Karachi witnessed one of its most violent years in 2016, and she along with a few others felt this dire need to connect the city back after it was shaken up with various disparities and clashes. Eventually, ten trustees formed the Karachi Biennale Trust and took a gargantuan task of organizing the city’s first art biennale with the theme “Witness”. The stage was set for criticality and innovation while connecting art and city with its people. It was an instrument to propel the city’s art forward and also to have a magnetic affect by drawing in positive attention – and creative energy – from the across the world. Not only was the biennale successful in doing so, but it also inevitably lent visibility to the history of the city through the iconic buildings that were set up as the venues.

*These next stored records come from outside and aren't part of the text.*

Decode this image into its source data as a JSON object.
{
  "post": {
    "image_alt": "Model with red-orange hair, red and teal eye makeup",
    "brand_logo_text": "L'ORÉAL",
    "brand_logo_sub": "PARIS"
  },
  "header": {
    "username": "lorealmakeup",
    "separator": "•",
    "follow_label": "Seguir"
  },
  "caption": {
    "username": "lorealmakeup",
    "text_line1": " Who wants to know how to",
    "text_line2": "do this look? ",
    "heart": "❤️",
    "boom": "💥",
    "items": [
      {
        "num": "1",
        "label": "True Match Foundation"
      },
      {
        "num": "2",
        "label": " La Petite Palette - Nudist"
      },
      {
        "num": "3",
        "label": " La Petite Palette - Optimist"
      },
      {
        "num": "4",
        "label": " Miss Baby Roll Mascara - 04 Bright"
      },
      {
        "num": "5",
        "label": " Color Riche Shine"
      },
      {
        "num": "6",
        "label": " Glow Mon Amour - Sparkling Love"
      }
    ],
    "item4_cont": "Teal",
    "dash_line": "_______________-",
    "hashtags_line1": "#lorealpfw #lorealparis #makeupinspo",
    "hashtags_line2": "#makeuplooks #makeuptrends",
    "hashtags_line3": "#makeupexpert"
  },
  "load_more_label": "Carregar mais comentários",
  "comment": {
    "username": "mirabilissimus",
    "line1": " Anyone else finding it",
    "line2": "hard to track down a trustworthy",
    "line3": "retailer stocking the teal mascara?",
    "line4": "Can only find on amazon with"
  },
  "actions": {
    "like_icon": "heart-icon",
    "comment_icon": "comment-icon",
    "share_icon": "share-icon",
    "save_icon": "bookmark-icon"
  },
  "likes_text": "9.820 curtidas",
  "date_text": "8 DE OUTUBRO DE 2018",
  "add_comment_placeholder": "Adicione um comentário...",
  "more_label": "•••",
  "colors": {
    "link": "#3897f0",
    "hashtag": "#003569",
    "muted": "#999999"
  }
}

This year, the Biennale was set in motion with a different vision. The theme ‘Ecology’ felt timely, considering the direct impact Karachi, and the entire country, is encountering due to climate change. Now set mostly in the outdoors in open air, the focus on venues shifted from the semi-public or private historical spaces to publicly accessible parks.
Besides being one of the trustees, Farrukh also chairs the KB Discursive program, which has set up an interdisciplinary, Critical Knowledge Lab. This incubator of ideas is a space to discuss the discourses of our time that individuals from a gamut of fields can engage with. It allows for a cross pollination of ideas which is also documented and made accessible later for research. Farrukh iterates that this is how theories are created – by creating critical materials for researchers. Farrukh laments that the primary reason why we don’t already have that body of information is because academies have not been proactive in this respect; otherwise a locally produced corpus of theoretical content would have been available for those who want to write criticism or teach.
One of the projects that Nilofur Farrukh leads through the discursive program is the study group under the ‘South-South Dialogue.’ For the previous edition, they drew in research from Latin America to distinguish how the society and art from the two regions had evolved in similar conditions after their political history. By doing so, a gap was bridged and a dialogue was created. For this year’s biennale, the study group is focusing on Africa and is reading, interpreting, and connecting with writings by the local scholars and critical thinkers from the continent. While there was a strong presence of Latin American artists and curators in the previous biennale, the biennale this year will be hosting three African artists to present their body of work.
Farrukh cites that the long-term goal for the Biennale should most definitely be sustainability. Despite the many hurdles, the biennale has been installed in public parks. With small interventions from high end to grass root level, Farrukh believes that the Biennale has truly connected, and continues to connect people to the city. It is removing barriers, bridging gaps, and making partnerships. This penetration itself, Farrukh believes, has longevity.
Longevity, after all, lies in where you truly get anchored in your realities.